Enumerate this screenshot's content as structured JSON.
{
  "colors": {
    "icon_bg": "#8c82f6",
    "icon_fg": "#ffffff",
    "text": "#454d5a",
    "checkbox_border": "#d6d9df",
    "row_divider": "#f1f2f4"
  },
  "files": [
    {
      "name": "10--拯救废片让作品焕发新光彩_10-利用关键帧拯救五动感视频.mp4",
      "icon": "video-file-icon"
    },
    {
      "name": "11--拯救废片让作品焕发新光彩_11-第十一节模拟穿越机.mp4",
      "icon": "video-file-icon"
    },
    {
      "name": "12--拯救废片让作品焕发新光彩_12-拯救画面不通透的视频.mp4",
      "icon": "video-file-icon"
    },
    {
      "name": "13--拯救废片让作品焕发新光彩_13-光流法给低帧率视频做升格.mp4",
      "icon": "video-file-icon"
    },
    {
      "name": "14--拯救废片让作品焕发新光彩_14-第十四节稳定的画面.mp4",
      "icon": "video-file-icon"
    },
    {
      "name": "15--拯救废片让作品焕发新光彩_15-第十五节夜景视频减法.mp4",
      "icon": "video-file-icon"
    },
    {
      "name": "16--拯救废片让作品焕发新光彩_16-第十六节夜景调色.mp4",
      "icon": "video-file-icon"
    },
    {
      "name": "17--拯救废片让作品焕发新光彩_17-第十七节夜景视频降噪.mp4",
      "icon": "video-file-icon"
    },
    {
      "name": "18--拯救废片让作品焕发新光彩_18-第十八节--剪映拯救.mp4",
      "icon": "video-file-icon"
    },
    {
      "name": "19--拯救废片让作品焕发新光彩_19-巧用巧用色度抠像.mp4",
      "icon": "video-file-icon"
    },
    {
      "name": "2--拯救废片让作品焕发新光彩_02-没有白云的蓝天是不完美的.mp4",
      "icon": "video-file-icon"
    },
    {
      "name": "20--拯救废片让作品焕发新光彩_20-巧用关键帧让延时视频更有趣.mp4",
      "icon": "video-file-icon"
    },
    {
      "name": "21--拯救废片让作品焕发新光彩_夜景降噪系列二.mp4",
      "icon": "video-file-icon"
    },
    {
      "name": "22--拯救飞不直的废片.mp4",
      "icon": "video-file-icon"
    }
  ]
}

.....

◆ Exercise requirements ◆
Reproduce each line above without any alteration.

◆ Answer to the problem ◆
Enumerate this screenshot's content as structured JSON.
{
  "colors": {
    "icon_bg": "#8c82f6",
    "icon_fg": "#ffffff",
    "text": "#454d5a",
    "checkbox_border": "#d6d9df",
    "row_divider": "#f1f2f4"
  },
  "files": [
    {
      "name": "10--拯救废片让作品焕发新光彩_10-利用关键帧拯救五动感视频.mp4",
      "icon": "video-file-icon"
    },
    {
      "name": "11--拯救废片让作品焕发新光彩_11-第十一节模拟穿越机.mp4",
      "icon": "video-file-icon"
    },
    {
      "name": "12--拯救废片让作品焕发新光彩_12-拯救画面不通透的视频.mp4",
      "icon": "video-file-icon"
    },
    {
      "name": "13--拯救废片让作品焕发新光彩_13-光流法给低帧率视频做升格.mp4",
      "icon": "video-file-icon"
    },
    {
      "name": "14--拯救废片让作品焕发新光彩_14-第十四节稳定的画面.mp4",
      "icon": "video-file-icon"
    },
    {
      "name": "15--拯救废片让作品焕发新光彩_15-第十五节夜景视频减法.mp4",
      "icon": "video-file-icon"
    },
    {
      "name": "16--拯救废片让作品焕发新光彩_16-第十六节夜景调色.mp4",
      "icon": "video-file-icon"
    },
    {
      "name": "17--拯救废片让作品焕发新光彩_17-第十七节夜景视频降噪.mp4",
      "icon": "video-file-icon"
    },
    {
      "name": "18--拯救废片让作品焕发新光彩_18-第十八节--剪映拯救.mp4",
      "icon": "video-file-icon"
    },
    {
      "name": "19--拯救废片让作品焕发新光彩_19-巧用巧用色度抠像.mp4",
      "icon": "video-file-icon"
    },
    {
      "name": "2--拯救废片让作品焕发新光彩_02-没有白云的蓝天是不完美的.mp4",
      "icon": "video-file-icon"
    },
    {
      "name": "20--拯救废片让作品焕发新光彩_20-巧用关键帧让延时视频更有趣.mp4",
      "icon": "video-file-icon"
    },
    {
      "name": "21--拯救废片让作品焕发新光彩_夜景降噪系列二.mp4",
      "icon": "video-file-icon"
    },
    {
      "name": "22--拯救飞不直的废片.mp4",
      "icon": "video-file-icon"
    }
  ]
}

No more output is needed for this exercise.